In recent monthly press conferences of the ECB, Mario Draghi has consistently been urging governments of the Eurozone to help with the recovery, noting that monetary policy alone could not be successful in pulling the region out of its economic malaise of low growth and anchored inflation. He has been calling for fiscal and structural assistance. Whatever the governments are doing to try and promote growth, it does not seem to be working. At least not according to the Eurozone PMI which continues to fall. The drop in the final September manufacturing PMI to 50.3 was worse than expected and lower than the 50.7 reading for August.
The main culprit was Germany which fell below 50 and into contraction mode for the first time in 15 months with a reading of 49.9. Although France improved to 48.8 (as expected) this means that the Eurozone’s two largest economies are in contraction.
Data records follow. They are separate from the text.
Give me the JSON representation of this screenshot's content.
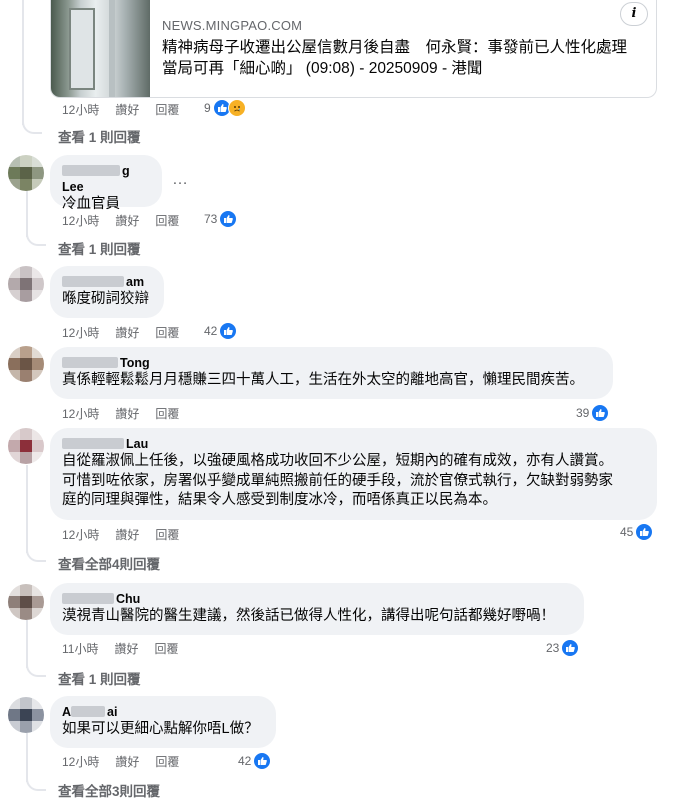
{
  "link_preview": {
    "domain": "NEWS.MINGPAO.COM",
    "title": "精神病母子收遷出公屋信數月後自盡　何永賢：事發前已人性化處理　當局可再「細心啲」 (09:08) - 20250909 - 港聞",
    "info_label": "i"
  },
  "post": {
    "time": "12小時",
    "like_label": "讚好",
    "reply_label": "回覆",
    "reaction_count": "9",
    "view_replies": "查看 1 則回覆"
  },
  "comments": [
    {
      "author_suffix": "g Lee",
      "text": "冷血官員",
      "time": "12小時",
      "like_label": "讚好",
      "reply_label": "回覆",
      "reaction_count": "73",
      "view_replies": "查看 1 則回覆"
    },
    {
      "author_suffix": "am",
      "text": "喺度砌詞狡辯",
      "time": "12小時",
      "like_label": "讚好",
      "reply_label": "回覆",
      "reaction_count": "42",
      "view_replies": ""
    },
    {
      "author_suffix": "Tong",
      "text": "真係輕輕鬆鬆月月穩賺三四十萬人工，生活在外太空的離地高官，懶理民間疾苦。",
      "time": "12小時",
      "like_label": "讚好",
      "reply_label": "回覆",
      "reaction_count": "39",
      "view_replies": ""
    },
    {
      "author_suffix": "Lau",
      "text_lines": [
        "自從羅淑佩上任後，以強硬風格成功收回不少公屋，短期內的確有成效，亦有人讚賞。",
        "可惜到咗依家，房署似乎變成單純照搬前任的硬手段，流於官僚式執行，欠缺對弱勢家",
        "庭的同理與彈性，結果令人感受到制度冰冷，而唔係真正以民為本。"
      ],
      "time": "12小時",
      "like_label": "讚好",
      "reply_label": "回覆",
      "reaction_count": "45",
      "view_replies": "查看全部4則回覆"
    },
    {
      "author_suffix": "Chu",
      "text": "漠視青山醫院的醫生建議，然後話已做得人性化，講得出呢句話都幾好嘢喎！",
      "time": "11小時",
      "like_label": "讚好",
      "reply_label": "回覆",
      "reaction_count": "23",
      "view_replies": "查看 1 則回覆"
    },
    {
      "author_prefix": "A",
      "author_suffix": "ai",
      "text": "如果可以更細心點解你唔L做？",
      "time": "12小時",
      "like_label": "讚好",
      "reply_label": "回覆",
      "reaction_count": "42",
      "view_replies": "查看全部3則回覆"
    }
  ],
  "more_menu": "…",
  "colors": {
    "like_blue": "#1877f2",
    "bubble_bg": "#f0f2f5",
    "meta_gray": "#65676b"
  }
}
The mitigating factors are that Italy jumped back into expansion on its PMI and Spain was also ahead of expectation.
The other problem for Europe is that the manufacturing PMI for the UK is also dropping at a sharp rate. Although the UK still has a reading in expansion territory at 51.6, the decline is worse than the market is factoring in. As can be seen in the chart below the Eurozone manufacturing PMI (orange) and the UK manufacturing PMI (purple) are both strongly correlated, with the EU the UK’s largest trading market. Could this have implications for UK growth figures? With around three quarters of the UK economy service sector based, the Services PMI (which is holding up strongly) is a much better indication of growth, but the dip in the manufacturing PMI is still concerning.
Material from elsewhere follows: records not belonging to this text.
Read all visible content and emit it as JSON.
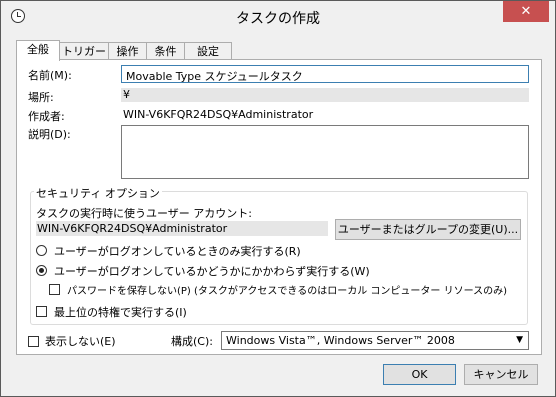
{
  "window": {
    "title": "タスクの作成",
    "close_glyph": "✕"
  },
  "tabs": [
    {
      "label": "全般",
      "active": true
    },
    {
      "label": "トリガー",
      "active": false
    },
    {
      "label": "操作",
      "active": false
    },
    {
      "label": "条件",
      "active": false
    },
    {
      "label": "設定",
      "active": false
    }
  ],
  "general": {
    "name_label": "名前(M):",
    "name_value": "Movable Type スケジュールタスク",
    "location_label": "場所:",
    "location_value": "¥",
    "author_label": "作成者:",
    "author_value": "WIN-V6KFQR24DSQ¥Administrator",
    "description_label": "説明(D):",
    "description_value": ""
  },
  "security": {
    "legend": "セキュリティ オプション",
    "run_as_label": "タスクの実行時に使うユーザー アカウント:",
    "run_as_value": "WIN-V6KFQR24DSQ¥Administrator",
    "change_user_button": "ユーザーまたはグループの変更(U)...",
    "radio_logged_on": "ユーザーがログオンしているときのみ実行する(R)",
    "radio_whether": "ユーザーがログオンしているかどうかにかかわらず実行する(W)",
    "no_store_password": "パスワードを保存しない(P) (タスクがアクセスできるのはローカル コンピューター リソースのみ)",
    "highest_privileges": "最上位の特権で実行する(I)",
    "selected_radio": "whether"
  },
  "bottom": {
    "hidden_label": "表示しない(E)",
    "configure_label": "構成(C):",
    "configure_value": "Windows Vista™, Windows Server™ 2008",
    "ok": "OK",
    "cancel": "キャンセル"
  }
}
However, the US still strongly expanding (the ISM is released this afternoon at 15:00BST and is forecast to drop slightly to 58.5). With the US ISM data expected to be significantly sharply better than both the UK and Eurozone PMIs this does not bode well for the euro or sterling. Both the euro and sterling dropped sharply against the dollar this morning after their respective weak PMI announcements.
GBP/USD has slightly rebounded, but the $1.6260 support will remain under threat. A breach would open the key low at $1.6050. Further weakness on EUR/USD is also expected, with a move towards the $1.2500 liekly in the coming days, whilst the old support turns new resistance at $1.2660.
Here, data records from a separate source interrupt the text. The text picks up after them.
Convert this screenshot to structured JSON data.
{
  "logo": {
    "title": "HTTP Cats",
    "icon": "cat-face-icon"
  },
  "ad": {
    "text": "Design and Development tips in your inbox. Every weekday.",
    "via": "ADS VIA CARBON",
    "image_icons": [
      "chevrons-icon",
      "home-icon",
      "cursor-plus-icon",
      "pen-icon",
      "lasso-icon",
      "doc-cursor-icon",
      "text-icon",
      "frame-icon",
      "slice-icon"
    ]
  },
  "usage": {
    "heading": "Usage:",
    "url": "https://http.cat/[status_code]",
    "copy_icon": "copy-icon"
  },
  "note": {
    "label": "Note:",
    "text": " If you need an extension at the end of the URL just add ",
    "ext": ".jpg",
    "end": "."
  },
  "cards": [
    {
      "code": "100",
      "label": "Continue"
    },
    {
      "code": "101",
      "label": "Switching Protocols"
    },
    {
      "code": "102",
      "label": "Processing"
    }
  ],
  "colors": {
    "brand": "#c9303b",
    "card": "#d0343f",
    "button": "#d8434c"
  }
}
In the European indices, there is still a disparity between the performances of the DAX and the FTSE 100. The DAX Xetra has formed support in the past couple of days, as reports of the ECB’s ABS purchase programme suggest a targeting of peripheral markets such as Greece and Cyprus. Nonetheless, the FTSE 100 remains under pressure as it continues to fall towards the next key support at 6529.
The gold price is also struggling with the strength of the dollar once more today. Fluctuating in a range of just over $5 (which is very tight compared to recent days) the pressure remains to the downside and for a test of the $1200 level. I still expect further weakness towards $1184.50 with rallies seen as a chance to sell. The latest reaction highs are $1219.46 and $1223.50.